Of course, the SNP themselves may not be immune to electoral volatility if another snap General Election is called before the referendum takes place. Survation’s new figures suggest that the SNP’s lead over the Tories in Westminster voting intentions has sharply increased from eight points to 15 since the 2017 election, and that their lead over Labour has increased from 10 points to 12 over the same spell. That would see them make substantial seat gains from both major unionist parties. But, crucially, their position in relation to Labour is rather precarious. Of the seven post-election Scottish polls that have been conducted by all polling firms, three have suggested that the SNP’s advantage over Labour has increased since June, three have suggested that it has decreased, and one showed no change. Given that both Labour and the SNP hold a number of ultra-marginal seats, it’s not at all clear which party would be most likely to make gains from the other, even if an election were to be held tomorrow. What would happen after several weeks of intensive campaigning is harder still to predict.
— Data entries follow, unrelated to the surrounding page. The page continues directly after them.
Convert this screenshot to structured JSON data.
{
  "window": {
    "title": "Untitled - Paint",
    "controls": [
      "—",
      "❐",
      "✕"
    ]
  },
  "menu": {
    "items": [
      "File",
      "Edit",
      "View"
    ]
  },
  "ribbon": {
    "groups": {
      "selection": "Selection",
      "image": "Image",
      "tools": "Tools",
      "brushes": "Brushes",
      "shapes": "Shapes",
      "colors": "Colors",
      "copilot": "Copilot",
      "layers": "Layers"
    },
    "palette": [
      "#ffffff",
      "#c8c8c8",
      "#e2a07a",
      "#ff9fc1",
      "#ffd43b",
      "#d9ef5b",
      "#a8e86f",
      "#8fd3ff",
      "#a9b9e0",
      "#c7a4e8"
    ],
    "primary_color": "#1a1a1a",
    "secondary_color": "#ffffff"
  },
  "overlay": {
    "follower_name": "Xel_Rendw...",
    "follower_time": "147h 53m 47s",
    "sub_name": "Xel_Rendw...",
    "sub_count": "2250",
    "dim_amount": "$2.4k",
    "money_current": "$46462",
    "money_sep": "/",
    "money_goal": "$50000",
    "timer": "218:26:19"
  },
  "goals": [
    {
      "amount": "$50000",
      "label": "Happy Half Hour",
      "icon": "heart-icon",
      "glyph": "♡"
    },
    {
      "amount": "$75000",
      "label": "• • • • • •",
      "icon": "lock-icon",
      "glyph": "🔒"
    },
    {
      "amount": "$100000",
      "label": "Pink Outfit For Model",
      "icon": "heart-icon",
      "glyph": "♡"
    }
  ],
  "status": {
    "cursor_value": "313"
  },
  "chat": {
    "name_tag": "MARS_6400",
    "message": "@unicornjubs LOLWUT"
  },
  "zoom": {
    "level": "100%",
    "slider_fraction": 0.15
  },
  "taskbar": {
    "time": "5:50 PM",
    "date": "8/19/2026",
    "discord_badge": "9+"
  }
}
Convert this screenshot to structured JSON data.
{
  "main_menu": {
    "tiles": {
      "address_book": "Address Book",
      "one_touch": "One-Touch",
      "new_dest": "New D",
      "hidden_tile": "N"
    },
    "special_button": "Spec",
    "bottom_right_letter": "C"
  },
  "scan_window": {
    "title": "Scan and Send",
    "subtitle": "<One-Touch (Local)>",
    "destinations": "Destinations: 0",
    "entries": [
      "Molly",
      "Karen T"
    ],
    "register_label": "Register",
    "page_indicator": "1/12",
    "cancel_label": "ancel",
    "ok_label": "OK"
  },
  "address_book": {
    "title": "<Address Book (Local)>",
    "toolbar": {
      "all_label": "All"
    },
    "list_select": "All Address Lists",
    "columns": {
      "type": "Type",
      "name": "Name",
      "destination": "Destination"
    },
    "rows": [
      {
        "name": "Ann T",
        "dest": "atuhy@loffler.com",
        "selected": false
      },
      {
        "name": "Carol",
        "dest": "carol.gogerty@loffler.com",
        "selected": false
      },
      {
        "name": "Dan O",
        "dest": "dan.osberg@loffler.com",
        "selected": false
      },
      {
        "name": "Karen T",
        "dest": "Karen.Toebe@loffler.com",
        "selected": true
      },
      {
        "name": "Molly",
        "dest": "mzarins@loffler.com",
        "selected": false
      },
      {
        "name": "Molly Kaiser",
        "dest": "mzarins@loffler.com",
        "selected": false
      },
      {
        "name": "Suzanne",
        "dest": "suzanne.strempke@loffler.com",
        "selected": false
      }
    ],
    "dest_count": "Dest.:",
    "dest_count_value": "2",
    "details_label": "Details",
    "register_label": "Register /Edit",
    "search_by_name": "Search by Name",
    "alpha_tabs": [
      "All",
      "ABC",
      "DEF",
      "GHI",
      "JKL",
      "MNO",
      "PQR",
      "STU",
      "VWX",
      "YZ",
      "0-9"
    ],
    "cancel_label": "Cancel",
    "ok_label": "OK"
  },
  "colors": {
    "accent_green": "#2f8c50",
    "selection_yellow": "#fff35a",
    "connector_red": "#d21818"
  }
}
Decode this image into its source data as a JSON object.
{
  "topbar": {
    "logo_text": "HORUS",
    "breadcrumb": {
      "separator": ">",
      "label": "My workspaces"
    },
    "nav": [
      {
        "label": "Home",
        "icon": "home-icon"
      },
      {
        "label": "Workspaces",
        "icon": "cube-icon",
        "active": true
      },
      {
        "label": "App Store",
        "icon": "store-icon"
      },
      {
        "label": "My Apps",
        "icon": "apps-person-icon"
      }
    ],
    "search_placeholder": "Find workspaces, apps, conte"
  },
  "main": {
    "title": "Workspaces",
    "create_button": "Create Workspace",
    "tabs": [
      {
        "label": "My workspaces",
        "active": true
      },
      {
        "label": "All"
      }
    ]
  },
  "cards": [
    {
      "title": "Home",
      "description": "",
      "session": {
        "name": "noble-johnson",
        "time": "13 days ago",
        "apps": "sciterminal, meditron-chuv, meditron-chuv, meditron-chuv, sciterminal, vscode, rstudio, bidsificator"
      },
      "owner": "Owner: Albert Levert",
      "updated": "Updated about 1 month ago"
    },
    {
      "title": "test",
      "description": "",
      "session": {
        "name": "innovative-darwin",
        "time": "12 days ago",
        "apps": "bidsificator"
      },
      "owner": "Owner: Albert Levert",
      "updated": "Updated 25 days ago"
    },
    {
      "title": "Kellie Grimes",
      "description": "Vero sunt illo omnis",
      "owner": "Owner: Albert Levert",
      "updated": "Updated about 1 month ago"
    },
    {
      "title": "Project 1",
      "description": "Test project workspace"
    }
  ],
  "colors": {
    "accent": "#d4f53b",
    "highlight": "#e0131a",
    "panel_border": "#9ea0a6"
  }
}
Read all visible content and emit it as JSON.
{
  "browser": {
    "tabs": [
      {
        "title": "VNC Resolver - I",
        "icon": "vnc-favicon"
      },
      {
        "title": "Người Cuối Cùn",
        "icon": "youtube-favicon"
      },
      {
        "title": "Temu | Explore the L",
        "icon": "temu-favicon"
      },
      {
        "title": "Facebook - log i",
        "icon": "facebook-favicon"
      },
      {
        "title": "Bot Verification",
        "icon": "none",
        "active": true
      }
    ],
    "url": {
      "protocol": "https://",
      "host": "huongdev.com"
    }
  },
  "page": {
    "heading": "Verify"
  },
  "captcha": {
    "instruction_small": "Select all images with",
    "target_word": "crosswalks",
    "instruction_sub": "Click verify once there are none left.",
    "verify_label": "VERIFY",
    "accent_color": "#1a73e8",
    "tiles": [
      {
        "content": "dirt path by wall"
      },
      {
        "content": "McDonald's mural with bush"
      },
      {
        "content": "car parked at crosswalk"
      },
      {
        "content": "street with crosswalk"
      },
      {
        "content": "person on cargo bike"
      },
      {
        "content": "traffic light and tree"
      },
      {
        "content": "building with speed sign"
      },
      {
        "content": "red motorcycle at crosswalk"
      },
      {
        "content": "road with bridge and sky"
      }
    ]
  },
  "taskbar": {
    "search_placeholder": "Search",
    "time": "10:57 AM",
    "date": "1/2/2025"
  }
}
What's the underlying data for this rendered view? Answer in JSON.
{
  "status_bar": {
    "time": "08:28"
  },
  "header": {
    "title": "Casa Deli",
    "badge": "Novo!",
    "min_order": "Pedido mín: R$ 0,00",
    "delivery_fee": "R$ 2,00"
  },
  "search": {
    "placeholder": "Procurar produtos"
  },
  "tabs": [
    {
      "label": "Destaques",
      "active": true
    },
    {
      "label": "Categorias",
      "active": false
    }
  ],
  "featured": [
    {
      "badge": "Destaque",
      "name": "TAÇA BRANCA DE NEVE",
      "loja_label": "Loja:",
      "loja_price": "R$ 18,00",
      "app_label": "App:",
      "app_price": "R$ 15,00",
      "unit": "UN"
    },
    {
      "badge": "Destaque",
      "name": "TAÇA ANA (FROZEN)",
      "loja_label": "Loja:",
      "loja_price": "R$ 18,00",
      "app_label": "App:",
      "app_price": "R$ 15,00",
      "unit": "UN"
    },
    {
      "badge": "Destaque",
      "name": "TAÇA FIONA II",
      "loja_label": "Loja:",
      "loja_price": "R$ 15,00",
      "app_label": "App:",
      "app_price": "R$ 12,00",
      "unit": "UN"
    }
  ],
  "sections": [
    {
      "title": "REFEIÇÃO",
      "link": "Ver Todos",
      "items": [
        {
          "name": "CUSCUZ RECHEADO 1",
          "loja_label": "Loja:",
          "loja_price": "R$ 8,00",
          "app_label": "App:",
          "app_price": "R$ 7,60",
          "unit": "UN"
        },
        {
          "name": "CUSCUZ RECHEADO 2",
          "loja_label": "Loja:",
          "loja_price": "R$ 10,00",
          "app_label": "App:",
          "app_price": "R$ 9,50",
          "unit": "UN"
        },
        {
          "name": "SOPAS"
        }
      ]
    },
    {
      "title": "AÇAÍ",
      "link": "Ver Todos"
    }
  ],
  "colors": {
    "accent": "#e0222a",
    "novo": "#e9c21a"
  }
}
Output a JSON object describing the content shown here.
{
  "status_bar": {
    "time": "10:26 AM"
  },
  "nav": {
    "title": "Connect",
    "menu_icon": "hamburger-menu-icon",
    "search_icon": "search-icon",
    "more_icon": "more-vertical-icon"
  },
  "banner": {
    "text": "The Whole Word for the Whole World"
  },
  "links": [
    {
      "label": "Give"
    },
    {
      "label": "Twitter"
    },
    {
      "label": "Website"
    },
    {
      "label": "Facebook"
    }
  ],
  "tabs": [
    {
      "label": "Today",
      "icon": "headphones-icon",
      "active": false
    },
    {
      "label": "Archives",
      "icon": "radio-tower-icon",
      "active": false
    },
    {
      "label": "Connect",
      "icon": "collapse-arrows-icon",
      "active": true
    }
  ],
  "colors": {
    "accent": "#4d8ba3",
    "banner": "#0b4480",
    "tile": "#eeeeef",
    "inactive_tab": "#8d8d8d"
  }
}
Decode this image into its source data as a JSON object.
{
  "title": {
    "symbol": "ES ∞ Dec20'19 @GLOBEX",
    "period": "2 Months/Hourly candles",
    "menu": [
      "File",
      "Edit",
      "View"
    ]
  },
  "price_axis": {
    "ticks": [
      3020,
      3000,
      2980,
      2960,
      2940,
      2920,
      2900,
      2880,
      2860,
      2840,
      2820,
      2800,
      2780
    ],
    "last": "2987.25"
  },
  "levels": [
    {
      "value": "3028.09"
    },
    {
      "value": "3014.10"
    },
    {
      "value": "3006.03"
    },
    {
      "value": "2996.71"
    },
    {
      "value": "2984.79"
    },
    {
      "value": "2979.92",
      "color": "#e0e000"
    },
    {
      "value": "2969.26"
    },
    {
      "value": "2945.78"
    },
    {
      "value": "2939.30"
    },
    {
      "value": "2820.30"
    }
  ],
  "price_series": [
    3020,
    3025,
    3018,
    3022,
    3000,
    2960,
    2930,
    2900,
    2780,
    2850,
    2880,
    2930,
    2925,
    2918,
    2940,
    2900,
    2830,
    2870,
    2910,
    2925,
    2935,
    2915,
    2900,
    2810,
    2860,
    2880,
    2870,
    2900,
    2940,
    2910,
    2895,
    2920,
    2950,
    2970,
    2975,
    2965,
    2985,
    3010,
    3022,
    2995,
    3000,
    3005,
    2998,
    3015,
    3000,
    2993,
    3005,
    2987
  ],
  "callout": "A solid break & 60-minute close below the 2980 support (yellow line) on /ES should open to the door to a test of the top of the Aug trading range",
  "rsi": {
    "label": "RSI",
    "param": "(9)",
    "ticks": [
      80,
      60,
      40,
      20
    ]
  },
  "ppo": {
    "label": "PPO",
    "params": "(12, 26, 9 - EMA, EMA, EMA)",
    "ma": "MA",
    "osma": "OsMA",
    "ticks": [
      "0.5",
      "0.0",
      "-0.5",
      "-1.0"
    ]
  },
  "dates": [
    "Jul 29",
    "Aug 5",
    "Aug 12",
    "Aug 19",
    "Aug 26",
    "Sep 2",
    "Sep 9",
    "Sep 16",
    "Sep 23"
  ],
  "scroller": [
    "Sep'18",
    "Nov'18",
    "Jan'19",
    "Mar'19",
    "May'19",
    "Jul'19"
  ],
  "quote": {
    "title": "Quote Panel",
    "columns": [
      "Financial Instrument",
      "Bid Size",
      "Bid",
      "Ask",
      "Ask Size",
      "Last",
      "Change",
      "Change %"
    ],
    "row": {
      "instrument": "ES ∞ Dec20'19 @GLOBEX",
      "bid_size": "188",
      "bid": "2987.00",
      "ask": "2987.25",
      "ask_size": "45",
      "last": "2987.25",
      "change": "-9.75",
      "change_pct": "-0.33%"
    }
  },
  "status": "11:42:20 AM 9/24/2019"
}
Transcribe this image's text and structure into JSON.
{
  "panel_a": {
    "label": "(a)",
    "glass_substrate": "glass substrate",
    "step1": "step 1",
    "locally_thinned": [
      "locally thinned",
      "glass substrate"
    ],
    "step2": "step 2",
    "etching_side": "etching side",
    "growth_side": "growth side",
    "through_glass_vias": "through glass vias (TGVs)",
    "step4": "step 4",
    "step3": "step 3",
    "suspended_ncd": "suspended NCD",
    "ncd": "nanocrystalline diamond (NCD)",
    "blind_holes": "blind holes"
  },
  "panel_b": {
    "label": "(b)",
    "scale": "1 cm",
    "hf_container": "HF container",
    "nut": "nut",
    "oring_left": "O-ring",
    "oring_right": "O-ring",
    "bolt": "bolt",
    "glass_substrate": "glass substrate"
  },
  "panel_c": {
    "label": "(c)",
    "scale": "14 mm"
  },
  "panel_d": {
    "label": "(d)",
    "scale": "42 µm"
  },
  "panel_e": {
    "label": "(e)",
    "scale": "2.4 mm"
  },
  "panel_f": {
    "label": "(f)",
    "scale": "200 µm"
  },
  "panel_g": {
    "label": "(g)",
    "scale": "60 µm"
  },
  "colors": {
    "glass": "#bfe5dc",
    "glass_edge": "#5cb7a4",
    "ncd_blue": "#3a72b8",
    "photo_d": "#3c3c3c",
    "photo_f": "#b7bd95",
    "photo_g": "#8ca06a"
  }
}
Nevertheless, the SNP will take enormous heart from the Survation poll, primarily because it contradicts a recent YouGov poll which reported an apparent dip in the party’s fortunes. If Survation had replicated YouGov’s findings, it would have looked very much like a worrying new trend. As it is, the SNP appear to be more than holding their own, and can afford to look ahead to any fresh election with at least as much optimism as trepidation.